- Many citizens also indicated their support for the opposition, citing that the new legislation did not take into account the harmful effects of the law.
- A whopping 80% of the citizens expressed that they did not want to receive payments in the main cryptocurrency.
The deputy leader of El Salvador’s opposition party recently lodged a complaint against new legislation making Bitcoin legal tender in the country.
Bitcoin law to “loot people’s pockets”
Farabundo Marti National Liberation Front (FMNL) deputy leader Jamie Guevara has filed a complaint to oppose El Salvador’s new Bitcoin law.
Guevara was backed by a group of Salvadoran citizens who believe the new Bitcoin legislation is unconstitutional. Together, the united forces aim to assert the El Salvador Bitcoin law that would come into force in the coming months.
A citizen named Oscar Artero said:
“I brought an action for unconstitutionality against the decree issued by the Bitcoin law to be a decree devoid of legality, of merit, without taking into account the importance and the harmful effects that such a law will cause to this country. “
Salvadoran President Nayib Bukele presented the proposal to allow Bitcoin to become legal tender, which was approved and incorporated into law earlier this month.
Bukele believes the main cryptocurrency would help Salvadorans send funds to their home country quickly and profitably. He further stated that Bitcoin would allow for greater financial inclusion.
“The Bitcoin Law is all about plundering people’s pockets; it’s tax free, they want to force us to trade.

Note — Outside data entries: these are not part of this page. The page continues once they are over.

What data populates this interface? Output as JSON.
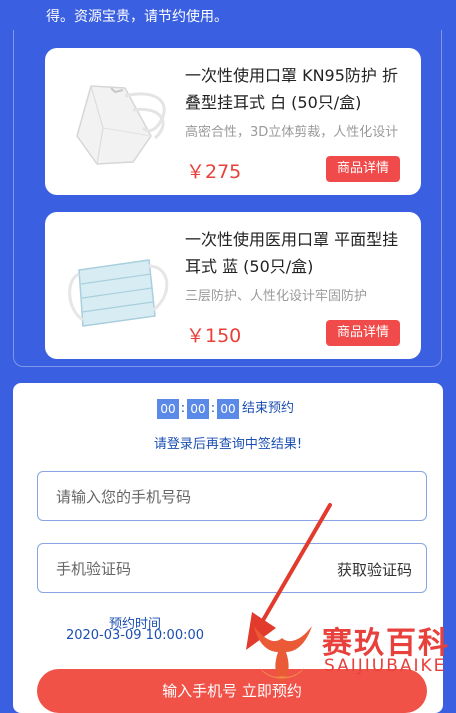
{
  "notice": "得。资源宝贵，请节约使用。",
  "products": [
    {
      "title": "一次性使用口罩 KN95防护 折叠型挂耳式 白 (50只/盒)",
      "desc": "高密合性，3D立体剪裁，人性化设计",
      "price": "￥275",
      "button": "商品详情",
      "image_icon": "kn95-mask-image"
    },
    {
      "title": "一次性使用医用口罩 平面型挂耳式 蓝 (50只/盒)",
      "desc": "三层防护、人性化设计牢固防护",
      "price": "￥150",
      "button": "商品详情",
      "image_icon": "medical-mask-image"
    }
  ],
  "timer": {
    "h": "00",
    "m": "00",
    "s": "00",
    "sep": ":",
    "end_label": "结束预约"
  },
  "hint": "请登录后再查询中签结果!",
  "phone_placeholder": "请输入您的手机号码",
  "code_placeholder": "手机验证码",
  "get_code": "获取验证码",
  "reserve_label": "预约时间",
  "reserve_time": "2020-03-09 10:00:00",
  "submit": "输入手机号 立即预约",
  "watermark": {
    "cn": "赛玖百科",
    "en": "SAIJIUBAIKE"
  },
  "colors": {
    "background": "#3a5fe0",
    "accent_red": "#f04a4a",
    "link_blue": "#1b4fb3"
  }
}
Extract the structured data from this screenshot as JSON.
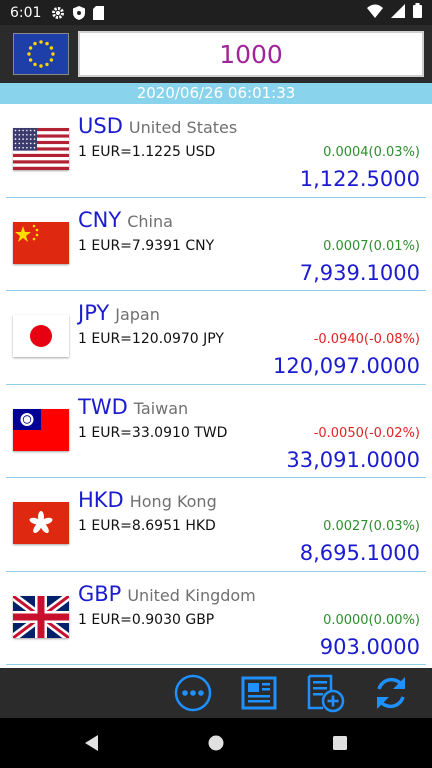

According to a local media outlet, Guevara and his colleagues are not the only ones who disagree with the new Bitcoin law. The Salvadoran Chamber of Commerce survey found that 80% of Salvadorans would not agree to receive payments in the flagship cryptocurrency.
The strong opposition builds on the country’s long history of significant corruption in Salvadoran public and private life. According to The Economist, El Salvador’s hybrid regime led Latin American states to decline towards authoritarianism in 2020.
As citizens continue to fear corruption, Transparency International’s Corruption Perceptions Index assessed El Salvador’s treatment of corruption at 36/100 last year.